__WHAT THE TASK REQUIRES__
Copy the records below exactly.

------------------------

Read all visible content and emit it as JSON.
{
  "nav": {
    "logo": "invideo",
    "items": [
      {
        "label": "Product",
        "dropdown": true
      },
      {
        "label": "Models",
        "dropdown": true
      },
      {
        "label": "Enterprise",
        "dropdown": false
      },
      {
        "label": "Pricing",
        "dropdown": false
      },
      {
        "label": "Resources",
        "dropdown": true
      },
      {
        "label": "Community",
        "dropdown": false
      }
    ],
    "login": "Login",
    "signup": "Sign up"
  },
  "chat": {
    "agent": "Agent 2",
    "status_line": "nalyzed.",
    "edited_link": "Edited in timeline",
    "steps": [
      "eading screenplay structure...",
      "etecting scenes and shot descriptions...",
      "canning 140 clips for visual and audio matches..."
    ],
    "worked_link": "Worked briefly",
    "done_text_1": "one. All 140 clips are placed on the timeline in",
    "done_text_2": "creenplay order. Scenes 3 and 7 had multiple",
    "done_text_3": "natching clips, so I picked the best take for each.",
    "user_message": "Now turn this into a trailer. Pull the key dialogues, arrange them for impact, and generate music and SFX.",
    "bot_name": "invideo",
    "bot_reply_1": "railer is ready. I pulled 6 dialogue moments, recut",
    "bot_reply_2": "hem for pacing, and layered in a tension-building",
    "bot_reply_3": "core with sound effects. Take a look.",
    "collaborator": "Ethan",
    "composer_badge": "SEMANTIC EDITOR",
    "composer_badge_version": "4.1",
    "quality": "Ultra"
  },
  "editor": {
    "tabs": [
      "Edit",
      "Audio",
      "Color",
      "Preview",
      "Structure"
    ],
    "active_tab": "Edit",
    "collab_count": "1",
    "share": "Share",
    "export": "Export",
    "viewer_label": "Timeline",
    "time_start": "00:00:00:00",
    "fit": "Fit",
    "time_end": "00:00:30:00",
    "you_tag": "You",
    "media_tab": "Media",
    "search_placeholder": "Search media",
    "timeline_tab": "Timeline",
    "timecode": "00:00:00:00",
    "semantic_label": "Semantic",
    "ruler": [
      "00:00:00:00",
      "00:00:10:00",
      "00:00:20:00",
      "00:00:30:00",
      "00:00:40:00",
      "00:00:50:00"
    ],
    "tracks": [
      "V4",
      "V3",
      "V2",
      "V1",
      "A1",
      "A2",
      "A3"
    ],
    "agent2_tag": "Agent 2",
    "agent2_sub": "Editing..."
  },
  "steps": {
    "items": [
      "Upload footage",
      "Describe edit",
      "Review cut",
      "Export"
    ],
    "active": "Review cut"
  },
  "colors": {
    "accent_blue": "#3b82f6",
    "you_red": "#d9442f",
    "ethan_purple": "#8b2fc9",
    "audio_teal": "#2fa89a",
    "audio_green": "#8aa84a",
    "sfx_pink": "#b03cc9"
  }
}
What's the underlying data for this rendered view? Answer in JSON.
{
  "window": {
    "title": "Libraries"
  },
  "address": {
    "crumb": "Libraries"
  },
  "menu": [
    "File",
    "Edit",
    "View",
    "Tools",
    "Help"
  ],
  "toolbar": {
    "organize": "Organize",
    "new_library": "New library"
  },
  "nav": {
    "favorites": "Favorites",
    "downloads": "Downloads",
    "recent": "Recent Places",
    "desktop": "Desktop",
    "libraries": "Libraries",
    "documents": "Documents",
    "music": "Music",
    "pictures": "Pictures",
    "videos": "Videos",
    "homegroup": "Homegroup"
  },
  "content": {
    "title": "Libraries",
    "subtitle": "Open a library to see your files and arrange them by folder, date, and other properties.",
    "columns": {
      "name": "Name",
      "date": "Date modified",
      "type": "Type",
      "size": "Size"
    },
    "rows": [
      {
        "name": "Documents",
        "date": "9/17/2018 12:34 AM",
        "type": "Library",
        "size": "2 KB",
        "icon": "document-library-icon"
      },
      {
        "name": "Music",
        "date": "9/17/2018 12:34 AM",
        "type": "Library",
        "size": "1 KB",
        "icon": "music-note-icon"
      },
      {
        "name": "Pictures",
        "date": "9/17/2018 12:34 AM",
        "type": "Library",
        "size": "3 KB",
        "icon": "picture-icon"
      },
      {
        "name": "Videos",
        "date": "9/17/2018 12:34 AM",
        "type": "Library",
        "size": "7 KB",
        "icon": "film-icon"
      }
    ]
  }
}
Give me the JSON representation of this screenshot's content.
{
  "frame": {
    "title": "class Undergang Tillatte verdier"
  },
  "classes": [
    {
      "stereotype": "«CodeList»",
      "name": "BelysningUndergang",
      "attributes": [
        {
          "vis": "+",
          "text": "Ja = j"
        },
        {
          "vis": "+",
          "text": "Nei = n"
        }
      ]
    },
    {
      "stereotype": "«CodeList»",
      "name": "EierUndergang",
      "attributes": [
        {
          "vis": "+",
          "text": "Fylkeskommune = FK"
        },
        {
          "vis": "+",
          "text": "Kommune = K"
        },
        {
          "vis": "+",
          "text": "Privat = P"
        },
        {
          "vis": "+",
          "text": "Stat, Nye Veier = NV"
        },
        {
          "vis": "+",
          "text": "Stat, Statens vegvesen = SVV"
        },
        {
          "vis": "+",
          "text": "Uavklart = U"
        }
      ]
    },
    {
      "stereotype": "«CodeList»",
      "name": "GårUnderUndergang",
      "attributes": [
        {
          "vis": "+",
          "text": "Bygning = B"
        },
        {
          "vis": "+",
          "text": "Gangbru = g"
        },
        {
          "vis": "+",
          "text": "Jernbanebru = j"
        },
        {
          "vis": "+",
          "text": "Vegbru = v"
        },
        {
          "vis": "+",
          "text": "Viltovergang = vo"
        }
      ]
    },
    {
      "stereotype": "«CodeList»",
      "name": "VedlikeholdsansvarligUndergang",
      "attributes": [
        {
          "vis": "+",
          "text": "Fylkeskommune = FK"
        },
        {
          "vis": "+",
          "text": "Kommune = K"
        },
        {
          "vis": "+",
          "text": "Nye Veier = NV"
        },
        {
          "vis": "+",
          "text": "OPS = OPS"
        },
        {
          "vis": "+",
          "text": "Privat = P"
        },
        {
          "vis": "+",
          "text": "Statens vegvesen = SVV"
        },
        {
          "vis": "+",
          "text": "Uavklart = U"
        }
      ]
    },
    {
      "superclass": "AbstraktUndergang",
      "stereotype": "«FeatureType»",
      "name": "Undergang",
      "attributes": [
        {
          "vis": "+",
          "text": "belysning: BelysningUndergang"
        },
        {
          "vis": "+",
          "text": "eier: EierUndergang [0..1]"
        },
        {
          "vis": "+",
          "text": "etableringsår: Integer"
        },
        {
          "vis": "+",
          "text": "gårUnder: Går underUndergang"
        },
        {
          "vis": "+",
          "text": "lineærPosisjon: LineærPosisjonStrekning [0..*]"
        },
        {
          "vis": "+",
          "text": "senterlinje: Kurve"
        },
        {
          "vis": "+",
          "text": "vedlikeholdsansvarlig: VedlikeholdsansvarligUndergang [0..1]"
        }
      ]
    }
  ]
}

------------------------

__RESPONSE BELOW__
Read all visible content and emit it as JSON.
{
  "nav": {
    "logo": "invideo",
    "items": [
      {
        "label": "Product",
        "dropdown": true
      },
      {
        "label": "Models",
        "dropdown": true
      },
      {
        "label": "Enterprise",
        "dropdown": false
      },
      {
        "label": "Pricing",
        "dropdown": false
      },
      {
        "label": "Resources",
        "dropdown": true
      },
      {
        "label": "Community",
        "dropdown": false
      }
    ],
    "login": "Login",
    "signup": "Sign up"
  },
  "chat": {
    "agent": "Agent 2",
    "status_line": "nalyzed.",
    "edited_link": "Edited in timeline",
    "steps": [
      "eading screenplay structure...",
      "etecting scenes and shot descriptions...",
      "canning 140 clips for visual and audio matches..."
    ],
    "worked_link": "Worked briefly",
    "done_text_1": "one. All 140 clips are placed on the timeline in",
    "done_text_2": "creenplay order. Scenes 3 and 7 had multiple",
    "done_text_3": "natching clips, so I picked the best take for each.",
    "user_message": "Now turn this into a trailer. Pull the key dialogues, arrange them for impact, and generate music and SFX.",
    "bot_name": "invideo",
    "bot_reply_1": "railer is ready. I pulled 6 dialogue moments, recut",
    "bot_reply_2": "hem for pacing, and layered in a tension-building",
    "bot_reply_3": "core with sound effects. Take a look.",
    "collaborator": "Ethan",
    "composer_badge": "SEMANTIC EDITOR",
    "composer_badge_version": "4.1",
    "quality": "Ultra"
  },
  "editor": {
    "tabs": [
      "Edit",
      "Audio",
      "Color",
      "Preview",
      "Structure"
    ],
    "active_tab": "Edit",
    "collab_count": "1",
    "share": "Share",
    "export": "Export",
    "viewer_label": "Timeline",
    "time_start": "00:00:00:00",
    "fit": "Fit",
    "time_end": "00:00:30:00",
    "you_tag": "You",
    "media_tab": "Media",
    "search_placeholder": "Search media",
    "timeline_tab": "Timeline",
    "timecode": "00:00:00:00",
    "semantic_label": "Semantic",
    "ruler": [
      "00:00:00:00",
      "00:00:10:00",
      "00:00:20:00",
      "00:00:30:00",
      "00:00:40:00",
      "00:00:50:00"
    ],
    "tracks": [
      "V4",
      "V3",
      "V2",
      "V1",
      "A1",
      "A2",
      "A3"
    ],
    "agent2_tag": "Agent 2",
    "agent2_sub": "Editing..."
  },
  "steps": {
    "items": [
      "Upload footage",
      "Describe edit",
      "Review cut",
      "Export"
    ],
    "active": "Review cut"
  },
  "colors": {
    "accent_blue": "#3b82f6",
    "you_red": "#d9442f",
    "ethan_purple": "#8b2fc9",
    "audio_teal": "#2fa89a",
    "audio_green": "#8aa84a",
    "sfx_pink": "#b03cc9"
  }
}
What's the underlying data for this rendered view? Answer in JSON.
{
  "window": {
    "title": "Libraries"
  },
  "address": {
    "crumb": "Libraries"
  },
  "menu": [
    "File",
    "Edit",
    "View",
    "Tools",
    "Help"
  ],
  "toolbar": {
    "organize": "Organize",
    "new_library": "New library"
  },
  "nav": {
    "favorites": "Favorites",
    "downloads": "Downloads",
    "recent": "Recent Places",
    "desktop": "Desktop",
    "libraries": "Libraries",
    "documents": "Documents",
    "music": "Music",
    "pictures": "Pictures",
    "videos": "Videos",
    "homegroup": "Homegroup"
  },
  "content": {
    "title": "Libraries",
    "subtitle": "Open a library to see your files and arrange them by folder, date, and other properties.",
    "columns": {
      "name": "Name",
      "date": "Date modified",
      "type": "Type",
      "size": "Size"
    },
    "rows": [
      {
        "name": "Documents",
        "date": "9/17/2018 12:34 AM",
        "type": "Library",
        "size": "2 KB",
        "icon": "document-library-icon"
      },
      {
        "name": "Music",
        "date": "9/17/2018 12:34 AM",
        "type": "Library",
        "size": "1 KB",
        "icon": "music-note-icon"
      },
      {
        "name": "Pictures",
        "date": "9/17/2018 12:34 AM",
        "type": "Library",
        "size": "3 KB",
        "icon": "picture-icon"
      },
      {
        "name": "Videos",
        "date": "9/17/2018 12:34 AM",
        "type": "Library",
        "size": "7 KB",
        "icon": "film-icon"
      }
    ]
  }
}
Give me the JSON representation of this screenshot's content.
{
  "frame": {
    "title": "class Undergang Tillatte verdier"
  },
  "classes": [
    {
      "stereotype": "«CodeList»",
      "name": "BelysningUndergang",
      "attributes": [
        {
          "vis": "+",
          "text": "Ja = j"
        },
        {
          "vis": "+",
          "text": "Nei = n"
        }
      ]
    },
    {
      "stereotype": "«CodeList»",
      "name": "EierUndergang",
      "attributes": [
        {
          "vis": "+",
          "text": "Fylkeskommune = FK"
        },
        {
          "vis": "+",
          "text": "Kommune = K"
        },
        {
          "vis": "+",
          "text": "Privat = P"
        },
        {
          "vis": "+",
          "text": "Stat, Nye Veier = NV"
        },
        {
          "vis": "+",
          "text": "Stat, Statens vegvesen = SVV"
        },
        {
          "vis": "+",
          "text": "Uavklart = U"
        }
      ]
    },
    {
      "stereotype": "«CodeList»",
      "name": "GårUnderUndergang",
      "attributes": [
        {
          "vis": "+",
          "text": "Bygning = B"
        },
        {
          "vis": "+",
          "text": "Gangbru = g"
        },
        {
          "vis": "+",
          "text": "Jernbanebru = j"
        },
        {
          "vis": "+",
          "text": "Vegbru = v"
        },
        {
          "vis": "+",
          "text": "Viltovergang = vo"
        }
      ]
    },
    {
      "stereotype": "«CodeList»",
      "name": "VedlikeholdsansvarligUndergang",
      "attributes": [
        {
          "vis": "+",
          "text": "Fylkeskommune = FK"
        },
        {
          "vis": "+",
          "text": "Kommune = K"
        },
        {
          "vis": "+",
          "text": "Nye Veier = NV"
        },
        {
          "vis": "+",
          "text": "OPS = OPS"
        },
        {
          "vis": "+",
          "text": "Privat = P"
        },
        {
          "vis": "+",
          "text": "Statens vegvesen = SVV"
        },
        {
          "vis": "+",
          "text": "Uavklart = U"
        }
      ]
    },
    {
      "superclass": "AbstraktUndergang",
      "stereotype": "«FeatureType»",
      "name": "Undergang",
      "attributes": [
        {
          "vis": "+",
          "text": "belysning: BelysningUndergang"
        },
        {
          "vis": "+",
          "text": "eier: EierUndergang [0..1]"
        },
        {
          "vis": "+",
          "text": "etableringsår: Integer"
        },
        {
          "vis": "+",
          "text": "gårUnder: Går underUndergang"
        },
        {
          "vis": "+",
          "text": "lineærPosisjon: LineærPosisjonStrekning [0..*]"
        },
        {
          "vis": "+",
          "text": "senterlinje: Kurve"
        },
        {
          "vis": "+",
          "text": "vedlikeholdsansvarlig: VedlikeholdsansvarligUndergang [0..1]"
        }
      ]
    }
  ]
}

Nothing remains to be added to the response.